The wood chip layer.
The meat goes on top of the wood chips on tray that inserts.
Smoke box goes on top of the coals.

The legs are smaller so they were going to be done a lot sooner. Make sure you use a thermometer to get the cooking temp right. Chicken should be at 180. The legs did cook a bit quicker, but they only took about 45 minutes on the fire before they were done. You could actually smell that they were done and boy oh boy did it smell delicious!

Smoked chicken legs.

We brushed on a little bit of barbecue sauce at the end and let it dry up a little on the leg before taking them off. They were incredible, soaking up a good amount of the smoke flavor without masking the dry rub. The sweet sauce was a nice little addition and added the right amount of sugar to it.

The breast took a bit longer. But we were really thinking that it was going to make excellent sandwiches after it was cold. We were right. It was. But we couldn’t help cutting into it when it was still hot.

Smoked chicken breast on the bone.

Overall this was a tasty experiment. It might be easier to just put the box on the grill and smoke it that way, but it was fun to have a fire and make a bigger even out of it. The chicken was delicious.

We’ll have fresh chicken all summer long for all your grilling and smoking needs!

Come visit us at the market!

Brighton Market Opens This Weekend; What to expect on our tables and more

Greenhouse Fisher Hill Farm Rochester NY

Hopefully spring is here to stay for a while.

No more snow, now more cold windy days, and only light freezes that barely impact the crops. Its amazing how fast the mornings warm up and a sweatshirt is just right for chores versus just a few weeks ago when winter gear was still needed the whole day through. The wind is getting warmer at the top of the hill and that means spring is here to stay.

Winter season on the farm is wrapping up quick. We are tying up loose ends before the summer season gets into full swing. It won’t be long. We are working on the last of the egg laying house expansion this week. We have been adding on to each laying hen house so we can accommodate more birds to cover the egg needs in the main season. We have some tractor maintenance to get done too and then its time to get planting. 

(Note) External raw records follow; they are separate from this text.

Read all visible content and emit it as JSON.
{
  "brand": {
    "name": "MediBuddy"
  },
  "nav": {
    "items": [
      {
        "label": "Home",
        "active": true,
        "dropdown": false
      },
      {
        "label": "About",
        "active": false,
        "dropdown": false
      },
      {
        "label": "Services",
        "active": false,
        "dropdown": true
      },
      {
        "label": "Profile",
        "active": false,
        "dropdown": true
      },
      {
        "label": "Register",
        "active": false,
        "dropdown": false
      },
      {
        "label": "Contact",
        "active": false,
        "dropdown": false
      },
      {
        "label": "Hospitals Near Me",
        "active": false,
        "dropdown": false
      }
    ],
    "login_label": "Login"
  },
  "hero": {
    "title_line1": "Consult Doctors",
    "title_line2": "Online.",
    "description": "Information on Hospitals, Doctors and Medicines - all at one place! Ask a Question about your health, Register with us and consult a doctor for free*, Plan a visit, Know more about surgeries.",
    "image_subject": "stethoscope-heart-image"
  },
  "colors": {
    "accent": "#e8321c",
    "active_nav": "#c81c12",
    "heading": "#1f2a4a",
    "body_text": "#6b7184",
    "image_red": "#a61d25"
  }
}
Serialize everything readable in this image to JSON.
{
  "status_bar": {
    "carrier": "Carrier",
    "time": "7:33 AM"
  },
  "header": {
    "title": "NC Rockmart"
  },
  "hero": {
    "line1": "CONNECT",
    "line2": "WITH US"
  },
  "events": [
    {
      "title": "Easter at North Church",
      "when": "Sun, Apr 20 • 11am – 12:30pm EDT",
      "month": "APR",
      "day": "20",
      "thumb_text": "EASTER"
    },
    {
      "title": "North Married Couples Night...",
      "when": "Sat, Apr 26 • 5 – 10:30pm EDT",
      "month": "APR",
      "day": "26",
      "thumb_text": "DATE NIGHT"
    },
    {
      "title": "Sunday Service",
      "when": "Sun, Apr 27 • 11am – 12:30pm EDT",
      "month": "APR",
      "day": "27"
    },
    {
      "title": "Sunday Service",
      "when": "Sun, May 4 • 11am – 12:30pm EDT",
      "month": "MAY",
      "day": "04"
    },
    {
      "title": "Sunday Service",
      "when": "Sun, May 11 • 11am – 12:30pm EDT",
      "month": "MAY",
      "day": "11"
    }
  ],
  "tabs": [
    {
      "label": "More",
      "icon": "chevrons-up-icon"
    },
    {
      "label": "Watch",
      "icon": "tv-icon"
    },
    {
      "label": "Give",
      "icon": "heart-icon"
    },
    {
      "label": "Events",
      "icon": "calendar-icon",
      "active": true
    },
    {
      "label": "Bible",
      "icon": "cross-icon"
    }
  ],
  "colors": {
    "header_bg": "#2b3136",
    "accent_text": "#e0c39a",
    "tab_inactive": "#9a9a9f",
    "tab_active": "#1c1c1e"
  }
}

On March 23rd we panted the first peas of the season. They are just starting to break through the soil. By the end of the week they should make nice straight lines down the field.

The garlic is growing really fast too. Only 14 days between the two photos!

The greenhouse is in full swing and half full. So far peppers, tomatoes, eggplant, and okra have been planted. Onions, leeks, shallots, scallions, lettuce, chard, kale, and beets have been started by other greenhouse for us. it is at first a slow process, but it goes quick. Once things break ground anyway.

Greenhouse Fisher Hill Farm Rochester NY
Greenhouse Fisher Hill Farm Rochester NY

Chickens have been started so we can have them fresh every week starting May 8th. We get chicks every other week all summer so we can have fresh chicken for the market. We raise extra each week that we freeze so we can sell them all throughout the winter. We make sure they have as much free reign as possible and they have a steady diet of 100% GMO free and locally milled feed that is to our specifications.

Locally Grown Chicken at Fisher Hill Farm Rochester New York
Chicks getting accustomed to the new barn.

The Brighton Market is starting early this year. This Sunday April 11th to be exact. It will be nice to see everyone again and to get back into the regular swing of the markets. We’ll have a full table this Sunday for you and a similar one for the next few until the new crops break and ripen. We will keep you informed as much as we can so you can plan your shopping.

This week expect:

Micro Greens (spicy, radish, pea, sunflower)

Carrots, Parsnips, Onions, Potatoes, Rutabaga, Kohlrabi, Beets, Celeriac

Frozen Chicken, Frozen Chicken Liver, hearts, and feet, Frozen Turkey, Frozen Duck

Eggs

You can expect something similar at the Rochester Public Market on Saturday.

Hang in there! The season is about to break wide open in the next couple weeks. Coming soon will be scapes, asparagus, rhubarb, fresh chicken, and so much more. It’s been a long winter, but the payoff is a beautiful spring and summer.

Brighton New York Farmers Market Tent Set Up